Here’s the opportunity for you to reflect on why you want to become or stay on as a manager. If it’s for any other reasons than to care and develop your team, there are better career opportunities out there.
If you genuinely want to live behind the scenes and build more experts and leaders, then share this with the hiring manager.
Heartbeat fast moment
Replaced by crazy-happy dance feeling
I spent five happy years at that company alongside a memorable team. The man and I had a moment together before I left. At a Toronto patio, sharing a pitcher of beer and reminiscing about my early days.
The man asked about that day when I got the job offer. ‘Why didn’t you negotiate for more money or perks?’
I replied because I thought there were other candidates way more qualified at the same stage. I didn’t want to hurt my chances of being hired by asking for more.
He smiled that rare grin. Then said, ‘You were the right choice for a manager because you cared more about elevating your team.’
He groaned about what other candidates said. He cited their reasons, to get work done faster, to have more responsibilities, to make decisions, or to create my own plans.
Mr. C, I’ll call him, gifted me my favourite leadership interview question.
What are examples of leadership skills?
People who are asked to lead are often seen as reliable, solutions oriented, and business savvy. The check if you’re hiring for leadership qualities is if these qualities have been taught to others.
they are responsible and can be counted on.
Problem solver —
they rarely complain because they’re too busy finding solutions
Business savvy —
they get the economics of work and understand time is a scarce commodity
These self-motivating and results oriented individuals are natural selections for leadership roles. However, the acquired skills like the ones above, are only valuable to businesses if they can be passed on to more team members.
What are good questions to ask a manager in an interview?

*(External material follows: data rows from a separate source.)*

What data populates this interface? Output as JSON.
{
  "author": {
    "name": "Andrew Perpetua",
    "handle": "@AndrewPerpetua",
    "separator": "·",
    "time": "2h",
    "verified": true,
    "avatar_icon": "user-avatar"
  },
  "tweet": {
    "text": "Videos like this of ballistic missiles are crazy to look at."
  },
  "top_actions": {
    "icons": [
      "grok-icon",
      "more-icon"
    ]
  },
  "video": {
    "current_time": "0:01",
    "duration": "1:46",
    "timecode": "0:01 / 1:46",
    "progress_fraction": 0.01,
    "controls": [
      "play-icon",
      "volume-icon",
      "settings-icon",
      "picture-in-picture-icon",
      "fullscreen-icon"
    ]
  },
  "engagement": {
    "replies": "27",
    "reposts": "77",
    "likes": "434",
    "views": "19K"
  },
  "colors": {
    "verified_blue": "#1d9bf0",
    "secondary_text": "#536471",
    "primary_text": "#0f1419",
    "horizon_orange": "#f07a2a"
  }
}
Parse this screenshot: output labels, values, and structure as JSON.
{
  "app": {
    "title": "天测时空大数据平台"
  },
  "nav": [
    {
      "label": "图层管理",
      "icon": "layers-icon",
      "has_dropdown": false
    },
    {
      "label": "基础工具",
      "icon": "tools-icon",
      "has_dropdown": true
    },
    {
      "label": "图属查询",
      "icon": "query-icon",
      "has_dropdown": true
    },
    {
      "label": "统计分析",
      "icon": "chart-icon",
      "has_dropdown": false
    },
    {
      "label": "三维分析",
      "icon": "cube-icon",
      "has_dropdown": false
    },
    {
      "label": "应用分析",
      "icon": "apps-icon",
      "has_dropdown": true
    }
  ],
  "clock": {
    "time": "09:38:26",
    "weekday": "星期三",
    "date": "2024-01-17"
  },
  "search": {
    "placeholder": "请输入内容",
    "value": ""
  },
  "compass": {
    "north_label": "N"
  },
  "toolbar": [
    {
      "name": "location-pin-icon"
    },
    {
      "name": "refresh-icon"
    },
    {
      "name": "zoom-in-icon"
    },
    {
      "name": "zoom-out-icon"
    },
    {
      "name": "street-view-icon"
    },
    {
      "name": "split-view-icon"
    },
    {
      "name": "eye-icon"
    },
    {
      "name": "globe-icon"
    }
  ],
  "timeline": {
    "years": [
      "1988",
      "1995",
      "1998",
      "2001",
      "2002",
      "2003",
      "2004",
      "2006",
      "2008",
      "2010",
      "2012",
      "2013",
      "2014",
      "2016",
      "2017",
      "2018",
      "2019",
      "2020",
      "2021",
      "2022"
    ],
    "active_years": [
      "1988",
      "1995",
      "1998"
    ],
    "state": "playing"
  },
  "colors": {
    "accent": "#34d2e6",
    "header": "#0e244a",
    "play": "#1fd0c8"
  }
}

If you’re on the other side of the table searching for your next manager, listen for the candidate who can teach others how to be dependable, creative problem solvers, and have business sense.
Ask how and in what situations have they altered another colleague’s work approach by educating and elevating them.
How do you teach others?
The managers I have learned from used various styles to create a new way of thinking. They didn’t regurgitate articles or dropped a text book on my desk. They acted out the behaviour, and showed me how it could be practically applied.
Patience is needed by great managers (teachers) to allow practice and many slip-ups to achieve success.
High standards is necessary from great managers. Easy managers who have patience for poor performance only teach lazy thinking is acceptable.
How do you help others to succeed?
When the motivation for others to succeed is high, the willingness to be patient, teach, and demand excellence comes naturally.
Many managers have the formula to become successful on their own. Though showing others how to apply their winning techniques is harder. And it grows more talent for a company.
I have conducted years of manager role searches and still get easily drawn to stellar individual successes. Their achievements often outshine mine and I want to hire them right away. BUT the experiences from wrong hires have taught me to take extra time to find those with a motivation to help others.
Hiring a manager is one of the heaviest weighted accountability. Because the function creates others like them. When hiring a new leader, we must ask if we want the person we are looking at cloned at our organization.
Why do YOU want to manage people?
Certainly there will be variances in each recruiter’s motivation for the needs of a team manager. Technical expertise or delivery management may appear at first to be of highest importance. Though if we look at our own experiences, the best managers we have worked with showed they care in our development while still delivering on clients’ and businesses’ needs.
The common check-in question I receive on, ‘How’s your team doing?’ is an indicator that businesses look for helpfulness as a quality in managers.
I appreciate your valuable time to read this. For more of my reflections on the life of work, follow ‘vee’ — thanks :)